Dataset excerpts
.....
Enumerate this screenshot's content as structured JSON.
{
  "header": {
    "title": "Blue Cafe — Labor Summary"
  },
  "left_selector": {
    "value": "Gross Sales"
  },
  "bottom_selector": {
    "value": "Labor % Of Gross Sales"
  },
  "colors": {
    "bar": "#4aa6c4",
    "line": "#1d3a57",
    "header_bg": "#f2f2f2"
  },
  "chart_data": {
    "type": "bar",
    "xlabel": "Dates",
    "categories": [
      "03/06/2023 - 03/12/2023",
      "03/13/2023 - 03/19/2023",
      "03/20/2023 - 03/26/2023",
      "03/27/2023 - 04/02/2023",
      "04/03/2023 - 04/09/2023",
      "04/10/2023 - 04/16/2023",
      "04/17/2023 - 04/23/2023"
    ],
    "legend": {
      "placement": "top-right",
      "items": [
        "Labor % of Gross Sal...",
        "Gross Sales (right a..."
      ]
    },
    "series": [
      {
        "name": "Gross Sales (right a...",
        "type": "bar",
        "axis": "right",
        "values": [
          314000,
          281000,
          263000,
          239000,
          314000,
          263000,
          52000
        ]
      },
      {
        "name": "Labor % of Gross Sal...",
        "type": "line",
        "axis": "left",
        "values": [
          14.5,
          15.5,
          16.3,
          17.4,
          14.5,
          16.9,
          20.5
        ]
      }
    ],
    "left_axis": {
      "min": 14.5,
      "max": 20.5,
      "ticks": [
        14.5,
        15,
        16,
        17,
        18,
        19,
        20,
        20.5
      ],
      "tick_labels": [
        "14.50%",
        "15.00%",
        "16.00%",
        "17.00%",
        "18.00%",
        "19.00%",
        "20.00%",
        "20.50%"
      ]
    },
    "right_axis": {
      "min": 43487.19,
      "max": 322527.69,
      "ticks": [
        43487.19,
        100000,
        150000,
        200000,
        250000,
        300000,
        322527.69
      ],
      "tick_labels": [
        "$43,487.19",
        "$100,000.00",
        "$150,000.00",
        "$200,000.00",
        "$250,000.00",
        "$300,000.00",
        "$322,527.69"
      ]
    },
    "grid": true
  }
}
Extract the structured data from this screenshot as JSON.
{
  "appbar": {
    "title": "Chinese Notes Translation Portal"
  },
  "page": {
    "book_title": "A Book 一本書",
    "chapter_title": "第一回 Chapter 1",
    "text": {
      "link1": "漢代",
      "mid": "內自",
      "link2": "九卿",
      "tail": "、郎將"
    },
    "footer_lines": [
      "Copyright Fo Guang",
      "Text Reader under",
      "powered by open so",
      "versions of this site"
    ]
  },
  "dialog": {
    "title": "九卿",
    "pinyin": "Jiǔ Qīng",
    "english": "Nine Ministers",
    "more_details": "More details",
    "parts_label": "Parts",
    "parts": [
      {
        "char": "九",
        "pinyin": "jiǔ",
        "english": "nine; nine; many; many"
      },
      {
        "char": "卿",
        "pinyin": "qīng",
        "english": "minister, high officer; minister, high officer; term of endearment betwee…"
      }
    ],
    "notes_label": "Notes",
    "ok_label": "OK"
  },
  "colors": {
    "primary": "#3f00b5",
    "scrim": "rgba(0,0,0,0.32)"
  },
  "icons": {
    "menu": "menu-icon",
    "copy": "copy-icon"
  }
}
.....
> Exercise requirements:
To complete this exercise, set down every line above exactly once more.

> Answer below:
Enumerate this screenshot's content as structured JSON.
{
  "header": {
    "title": "Blue Cafe — Labor Summary"
  },
  "left_selector": {
    "value": "Gross Sales"
  },
  "bottom_selector": {
    "value": "Labor % Of Gross Sales"
  },
  "colors": {
    "bar": "#4aa6c4",
    "line": "#1d3a57",
    "header_bg": "#f2f2f2"
  },
  "chart_data": {
    "type": "bar",
    "xlabel": "Dates",
    "categories": [
      "03/06/2023 - 03/12/2023",
      "03/13/2023 - 03/19/2023",
      "03/20/2023 - 03/26/2023",
      "03/27/2023 - 04/02/2023",
      "04/03/2023 - 04/09/2023",
      "04/10/2023 - 04/16/2023",
      "04/17/2023 - 04/23/2023"
    ],
    "legend": {
      "placement": "top-right",
      "items": [
        "Labor % of Gross Sal...",
        "Gross Sales (right a..."
      ]
    },
    "series": [
      {
        "name": "Gross Sales (right a...",
        "type": "bar",
        "axis": "right",
        "values": [
          314000,
          281000,
          263000,
          239000,
          314000,
          263000,
          52000
        ]
      },
      {
        "name": "Labor % of Gross Sal...",
        "type": "line",
        "axis": "left",
        "values": [
          14.5,
          15.5,
          16.3,
          17.4,
          14.5,
          16.9,
          20.5
        ]
      }
    ],
    "left_axis": {
      "min": 14.5,
      "max": 20.5,
      "ticks": [
        14.5,
        15,
        16,
        17,
        18,
        19,
        20,
        20.5
      ],
      "tick_labels": [
        "14.50%",
        "15.00%",
        "16.00%",
        "17.00%",
        "18.00%",
        "19.00%",
        "20.00%",
        "20.50%"
      ]
    },
    "right_axis": {
      "min": 43487.19,
      "max": 322527.69,
      "ticks": [
        43487.19,
        100000,
        150000,
        200000,
        250000,
        300000,
        322527.69
      ],
      "tick_labels": [
        "$43,487.19",
        "$100,000.00",
        "$150,000.00",
        "$200,000.00",
        "$250,000.00",
        "$300,000.00",
        "$322,527.69"
      ]
    },
    "grid": true
  }
}
Extract the structured data from this screenshot as JSON.
{
  "appbar": {
    "title": "Chinese Notes Translation Portal"
  },
  "page": {
    "book_title": "A Book 一本書",
    "chapter_title": "第一回 Chapter 1",
    "text": {
      "link1": "漢代",
      "mid": "內自",
      "link2": "九卿",
      "tail": "、郎將"
    },
    "footer_lines": [
      "Copyright Fo Guang",
      "Text Reader under",
      "powered by open so",
      "versions of this site"
    ]
  },
  "dialog": {
    "title": "九卿",
    "pinyin": "Jiǔ Qīng",
    "english": "Nine Ministers",
    "more_details": "More details",
    "parts_label": "Parts",
    "parts": [
      {
        "char": "九",
        "pinyin": "jiǔ",
        "english": "nine; nine; many; many"
      },
      {
        "char": "卿",
        "pinyin": "qīng",
        "english": "minister, high officer; minister, high officer; term of endearment betwee…"
      }
    ],
    "notes_label": "Notes",
    "ok_label": "OK"
  },
  "colors": {
    "primary": "#3f00b5",
    "scrim": "rgba(0,0,0,0.32)"
  },
  "icons": {
    "menu": "menu-icon",
    "copy": "copy-icon"
  }
}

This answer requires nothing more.